Stored dataset items:

•••

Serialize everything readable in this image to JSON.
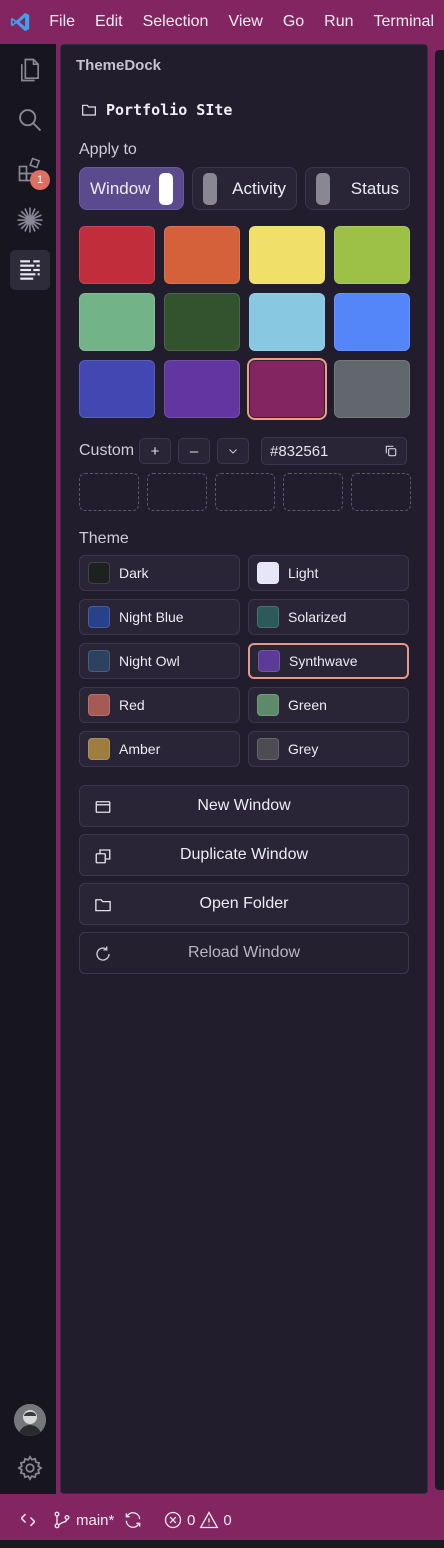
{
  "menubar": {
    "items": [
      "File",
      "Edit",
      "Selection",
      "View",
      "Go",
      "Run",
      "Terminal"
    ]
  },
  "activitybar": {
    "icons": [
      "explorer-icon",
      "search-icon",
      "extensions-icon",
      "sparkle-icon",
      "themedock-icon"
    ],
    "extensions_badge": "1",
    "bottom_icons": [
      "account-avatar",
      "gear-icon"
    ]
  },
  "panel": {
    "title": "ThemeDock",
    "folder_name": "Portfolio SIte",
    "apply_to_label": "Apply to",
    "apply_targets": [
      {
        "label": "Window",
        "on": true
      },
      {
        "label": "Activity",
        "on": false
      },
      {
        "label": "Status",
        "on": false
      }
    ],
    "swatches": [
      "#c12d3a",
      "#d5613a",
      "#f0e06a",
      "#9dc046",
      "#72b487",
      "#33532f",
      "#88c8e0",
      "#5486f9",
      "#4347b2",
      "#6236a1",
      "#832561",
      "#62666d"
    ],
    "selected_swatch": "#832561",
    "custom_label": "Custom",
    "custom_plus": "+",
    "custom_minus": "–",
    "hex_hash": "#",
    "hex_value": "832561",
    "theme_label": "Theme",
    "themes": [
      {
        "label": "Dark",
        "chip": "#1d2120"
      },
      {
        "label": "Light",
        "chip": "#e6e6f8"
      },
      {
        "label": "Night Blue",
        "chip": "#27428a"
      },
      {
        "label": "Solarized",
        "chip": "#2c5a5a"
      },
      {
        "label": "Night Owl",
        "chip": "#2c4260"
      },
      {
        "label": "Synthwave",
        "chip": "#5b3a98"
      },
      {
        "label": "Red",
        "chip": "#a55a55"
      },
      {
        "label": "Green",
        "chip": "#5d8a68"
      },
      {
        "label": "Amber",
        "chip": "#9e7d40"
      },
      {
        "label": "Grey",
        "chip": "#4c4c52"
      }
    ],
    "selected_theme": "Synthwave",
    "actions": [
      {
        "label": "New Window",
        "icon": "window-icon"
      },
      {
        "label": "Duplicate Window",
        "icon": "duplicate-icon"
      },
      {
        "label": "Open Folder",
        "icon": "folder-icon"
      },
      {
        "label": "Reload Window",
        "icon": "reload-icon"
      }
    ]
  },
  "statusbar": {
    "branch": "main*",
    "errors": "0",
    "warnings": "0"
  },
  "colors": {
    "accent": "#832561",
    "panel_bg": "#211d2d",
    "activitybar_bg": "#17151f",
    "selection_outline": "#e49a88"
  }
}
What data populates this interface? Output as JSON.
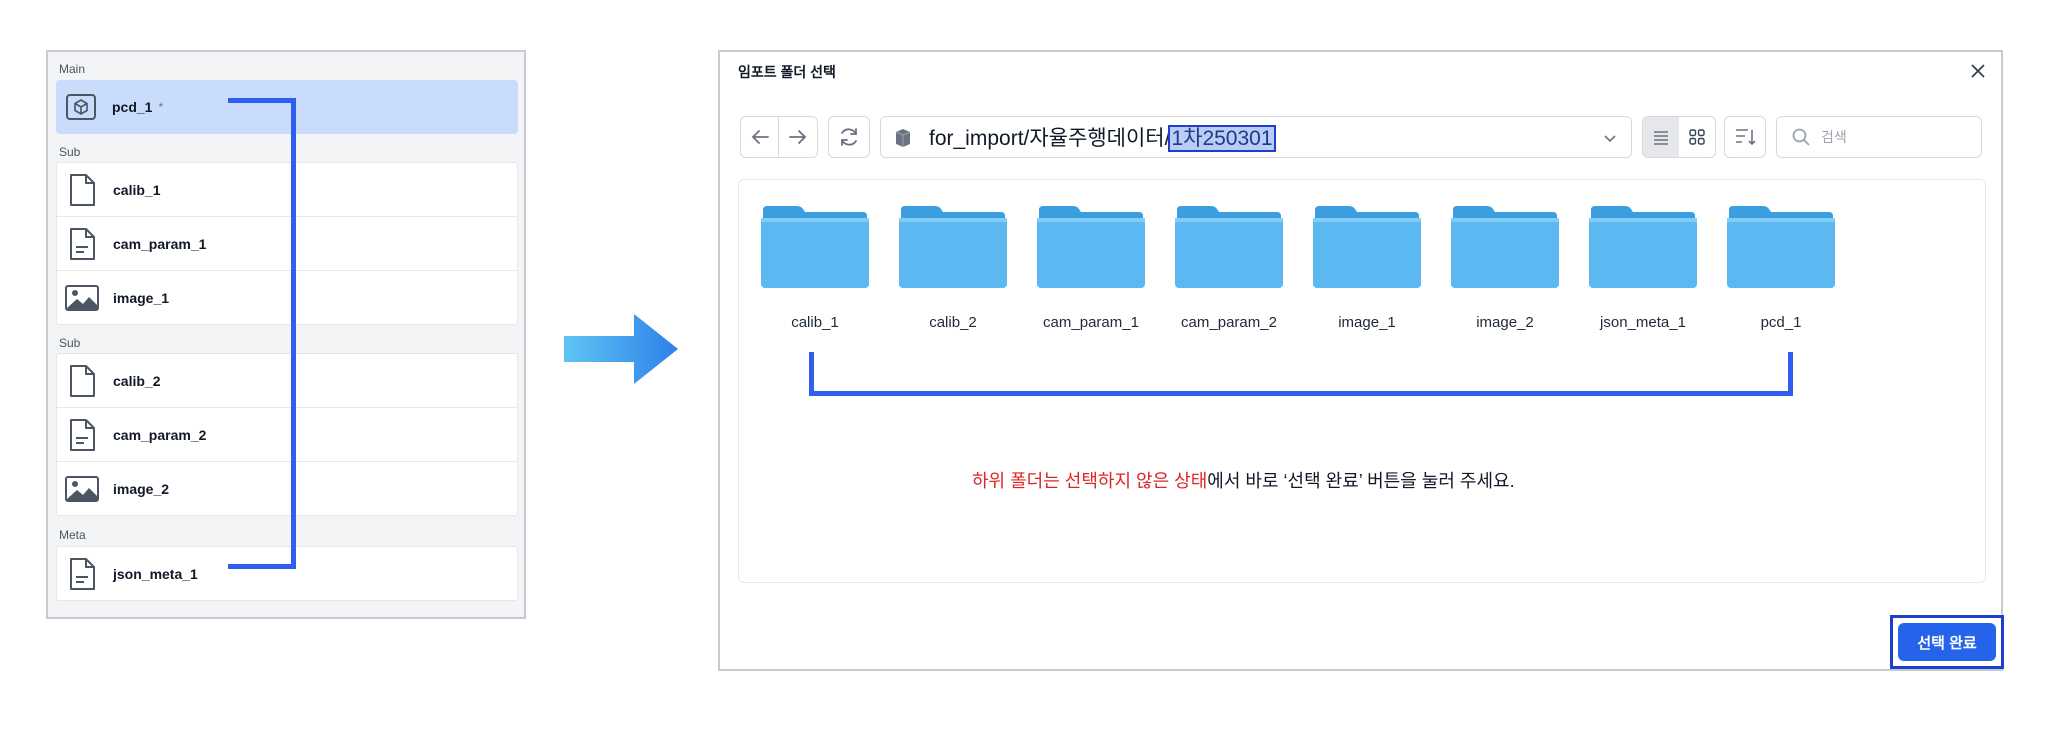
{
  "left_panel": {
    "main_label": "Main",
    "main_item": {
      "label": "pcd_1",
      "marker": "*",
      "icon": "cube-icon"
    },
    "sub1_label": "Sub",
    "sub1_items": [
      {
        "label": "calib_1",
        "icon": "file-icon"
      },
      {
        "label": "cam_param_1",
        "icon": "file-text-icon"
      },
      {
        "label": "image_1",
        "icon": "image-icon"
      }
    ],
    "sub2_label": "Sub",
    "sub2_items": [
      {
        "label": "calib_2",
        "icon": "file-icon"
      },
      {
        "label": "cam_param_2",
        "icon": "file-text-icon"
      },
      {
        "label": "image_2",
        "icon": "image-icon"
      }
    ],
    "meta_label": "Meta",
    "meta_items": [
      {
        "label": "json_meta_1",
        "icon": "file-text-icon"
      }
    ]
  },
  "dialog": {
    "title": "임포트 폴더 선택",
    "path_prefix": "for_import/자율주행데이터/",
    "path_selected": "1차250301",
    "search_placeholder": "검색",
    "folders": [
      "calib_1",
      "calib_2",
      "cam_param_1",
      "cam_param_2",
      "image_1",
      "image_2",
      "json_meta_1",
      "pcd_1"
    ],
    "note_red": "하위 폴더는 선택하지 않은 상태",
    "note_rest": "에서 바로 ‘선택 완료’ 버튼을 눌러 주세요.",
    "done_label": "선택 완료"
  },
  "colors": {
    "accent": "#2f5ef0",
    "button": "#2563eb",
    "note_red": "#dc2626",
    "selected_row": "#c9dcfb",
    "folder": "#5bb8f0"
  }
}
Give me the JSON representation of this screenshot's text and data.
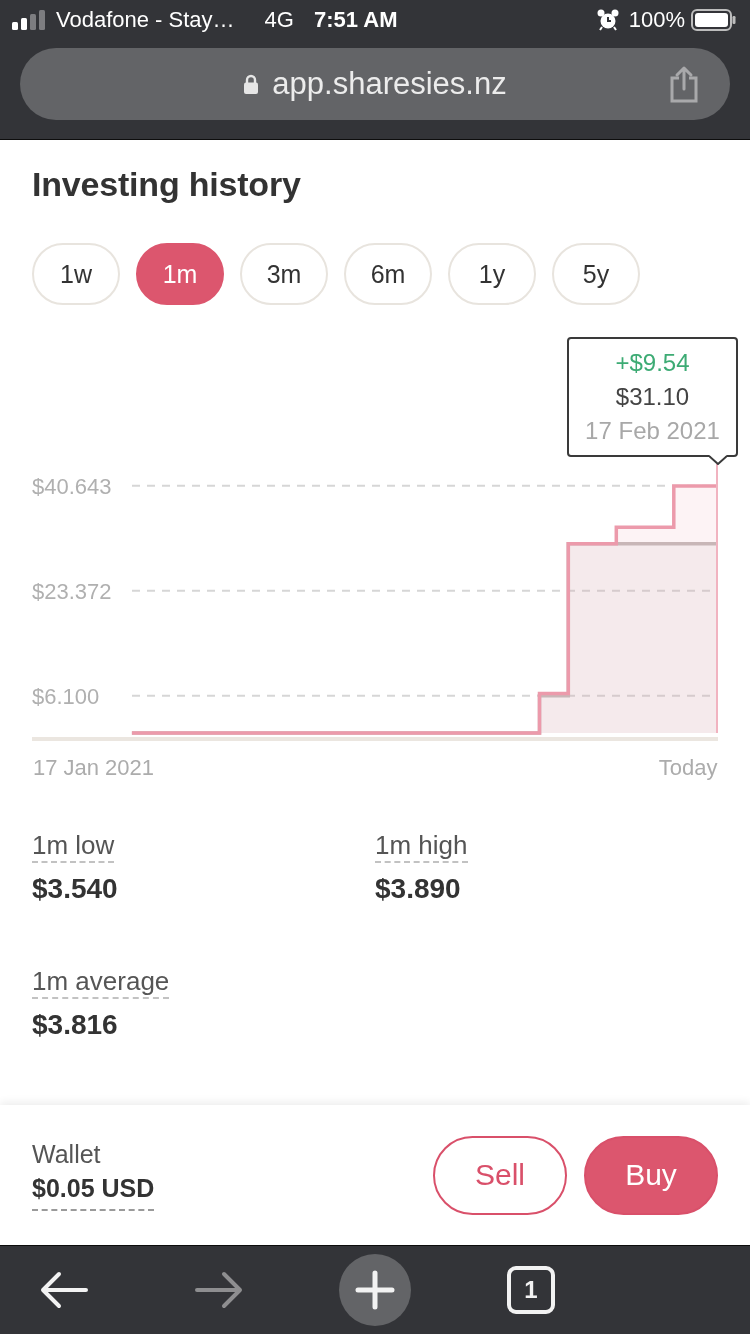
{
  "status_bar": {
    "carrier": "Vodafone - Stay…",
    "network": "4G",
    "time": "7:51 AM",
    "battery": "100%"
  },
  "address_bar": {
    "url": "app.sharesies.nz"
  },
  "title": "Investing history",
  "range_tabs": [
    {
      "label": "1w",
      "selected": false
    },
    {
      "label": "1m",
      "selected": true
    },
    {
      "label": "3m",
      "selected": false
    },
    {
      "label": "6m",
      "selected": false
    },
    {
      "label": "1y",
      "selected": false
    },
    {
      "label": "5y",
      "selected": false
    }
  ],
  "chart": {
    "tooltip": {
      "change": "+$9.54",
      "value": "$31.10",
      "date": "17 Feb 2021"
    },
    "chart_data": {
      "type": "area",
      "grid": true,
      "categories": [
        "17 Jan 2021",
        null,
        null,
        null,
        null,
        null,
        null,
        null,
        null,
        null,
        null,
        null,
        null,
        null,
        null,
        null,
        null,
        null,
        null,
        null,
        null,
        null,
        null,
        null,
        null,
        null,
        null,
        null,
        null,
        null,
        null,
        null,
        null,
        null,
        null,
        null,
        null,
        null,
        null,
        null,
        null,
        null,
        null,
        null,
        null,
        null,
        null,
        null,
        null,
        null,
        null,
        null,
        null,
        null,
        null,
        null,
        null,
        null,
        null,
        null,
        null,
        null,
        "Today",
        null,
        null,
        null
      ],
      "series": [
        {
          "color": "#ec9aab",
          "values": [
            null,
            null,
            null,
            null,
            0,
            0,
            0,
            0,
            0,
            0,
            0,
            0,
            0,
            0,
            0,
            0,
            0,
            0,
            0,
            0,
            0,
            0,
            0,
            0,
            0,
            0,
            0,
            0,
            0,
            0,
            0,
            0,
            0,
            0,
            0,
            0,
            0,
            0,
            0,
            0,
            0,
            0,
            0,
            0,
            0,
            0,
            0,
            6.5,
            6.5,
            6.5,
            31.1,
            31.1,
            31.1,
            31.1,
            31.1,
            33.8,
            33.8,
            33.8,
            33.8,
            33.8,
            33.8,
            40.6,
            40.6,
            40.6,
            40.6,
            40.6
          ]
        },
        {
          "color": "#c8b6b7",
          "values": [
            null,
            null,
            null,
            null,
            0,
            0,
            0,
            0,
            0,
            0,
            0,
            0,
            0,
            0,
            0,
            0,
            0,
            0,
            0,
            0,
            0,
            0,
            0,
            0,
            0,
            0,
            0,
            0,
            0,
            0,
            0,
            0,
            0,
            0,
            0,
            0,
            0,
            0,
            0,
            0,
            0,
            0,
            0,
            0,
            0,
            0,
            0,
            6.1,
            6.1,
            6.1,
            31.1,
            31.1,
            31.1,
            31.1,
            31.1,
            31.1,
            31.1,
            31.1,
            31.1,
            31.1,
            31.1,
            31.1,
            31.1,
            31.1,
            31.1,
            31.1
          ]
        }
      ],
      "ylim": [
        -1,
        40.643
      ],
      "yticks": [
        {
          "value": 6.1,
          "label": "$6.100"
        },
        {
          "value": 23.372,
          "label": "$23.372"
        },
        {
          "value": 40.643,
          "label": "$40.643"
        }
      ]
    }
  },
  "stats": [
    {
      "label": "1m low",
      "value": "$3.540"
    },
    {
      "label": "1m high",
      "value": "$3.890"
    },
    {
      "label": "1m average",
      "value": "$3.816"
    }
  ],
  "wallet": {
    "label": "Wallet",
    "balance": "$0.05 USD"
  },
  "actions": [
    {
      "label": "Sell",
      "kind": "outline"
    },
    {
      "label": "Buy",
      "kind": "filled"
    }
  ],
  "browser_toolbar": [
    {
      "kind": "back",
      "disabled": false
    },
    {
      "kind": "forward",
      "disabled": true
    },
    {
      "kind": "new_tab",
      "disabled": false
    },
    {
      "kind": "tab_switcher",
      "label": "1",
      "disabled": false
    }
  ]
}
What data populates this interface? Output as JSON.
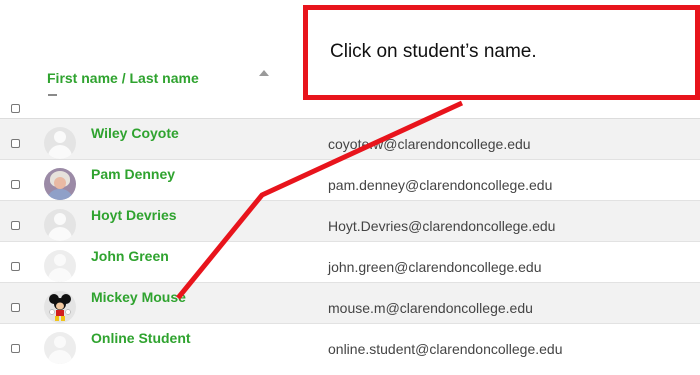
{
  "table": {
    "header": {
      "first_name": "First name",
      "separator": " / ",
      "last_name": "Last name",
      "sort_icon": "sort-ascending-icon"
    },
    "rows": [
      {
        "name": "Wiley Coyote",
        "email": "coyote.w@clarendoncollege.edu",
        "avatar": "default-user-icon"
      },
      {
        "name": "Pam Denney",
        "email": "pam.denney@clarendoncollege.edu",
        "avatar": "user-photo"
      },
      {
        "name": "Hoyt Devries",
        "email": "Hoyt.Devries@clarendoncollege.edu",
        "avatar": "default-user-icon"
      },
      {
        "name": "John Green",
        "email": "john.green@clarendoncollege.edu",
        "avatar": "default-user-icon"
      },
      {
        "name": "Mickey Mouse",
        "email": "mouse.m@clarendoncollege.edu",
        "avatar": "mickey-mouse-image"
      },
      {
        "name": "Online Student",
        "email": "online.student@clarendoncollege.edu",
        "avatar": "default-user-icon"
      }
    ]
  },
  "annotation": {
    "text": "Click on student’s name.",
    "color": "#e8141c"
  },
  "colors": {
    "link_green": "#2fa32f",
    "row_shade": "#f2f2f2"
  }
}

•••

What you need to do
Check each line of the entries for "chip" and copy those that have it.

Task answer
        "chip": "#1d2120"
        "chip": "#e6e6f8"
        "chip": "#27428a"
        "chip": "#2c5a5a"
        "chip": "#2c4260"
        "chip": "#5b3a98"
        "chip": "#a55a55"
        "chip": "#5d8a68"
        "chip": "#9e7d40"
        "chip": "#4c4c52"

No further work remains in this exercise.